== Records provided ==
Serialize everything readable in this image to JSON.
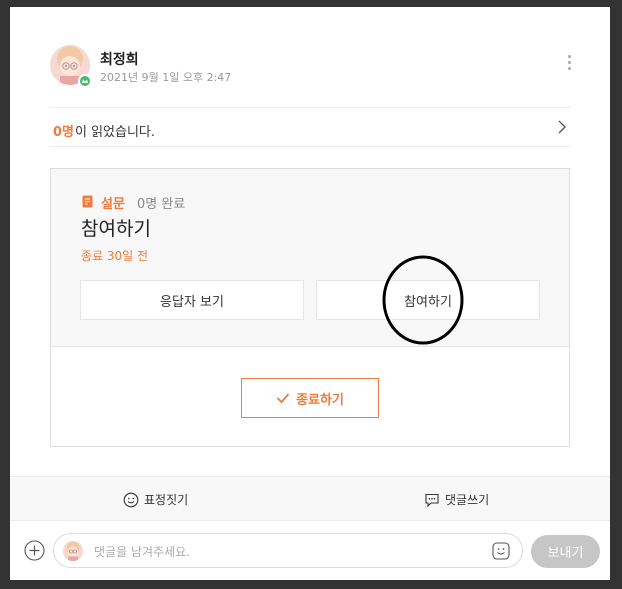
{
  "post": {
    "author": "최정희",
    "date": "2021년 9월 1일 오후 2:47"
  },
  "read": {
    "count": "0명",
    "text": "이 읽었습니다."
  },
  "survey": {
    "label": "설문",
    "completed": "0명 완료",
    "title": "참여하기",
    "deadline": "종료 30일 전",
    "responders_button": "응답자 보기",
    "join_button": "참여하기",
    "end_button": "종료하기"
  },
  "actions": {
    "emotion": "표정짓기",
    "comment": "댓글쓰기"
  },
  "comment": {
    "placeholder": "댓글을 남겨주세요.",
    "send": "보내기"
  },
  "colors": {
    "accent": "#f07b3f",
    "online": "#3cbf6d"
  },
  "icons": [
    "more-icon",
    "chevron-right-icon",
    "survey-icon",
    "check-icon",
    "smile-icon",
    "comment-icon",
    "plus-icon"
  ]
}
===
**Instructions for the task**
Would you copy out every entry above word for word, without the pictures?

**Answer below**
Serialize everything readable in this image to JSON.
{
  "post": {
    "author": "최정희",
    "date": "2021년 9월 1일 오후 2:47"
  },
  "read": {
    "count": "0명",
    "text": "이 읽었습니다."
  },
  "survey": {
    "label": "설문",
    "completed": "0명 완료",
    "title": "참여하기",
    "deadline": "종료 30일 전",
    "responders_button": "응답자 보기",
    "join_button": "참여하기",
    "end_button": "종료하기"
  },
  "actions": {
    "emotion": "표정짓기",
    "comment": "댓글쓰기"
  },
  "comment": {
    "placeholder": "댓글을 남겨주세요.",
    "send": "보내기"
  },
  "colors": {
    "accent": "#f07b3f",
    "online": "#3cbf6d"
  },
  "icons": [
    "more-icon",
    "chevron-right-icon",
    "survey-icon",
    "check-icon",
    "smile-icon",
    "comment-icon",
    "plus-icon"
  ]
}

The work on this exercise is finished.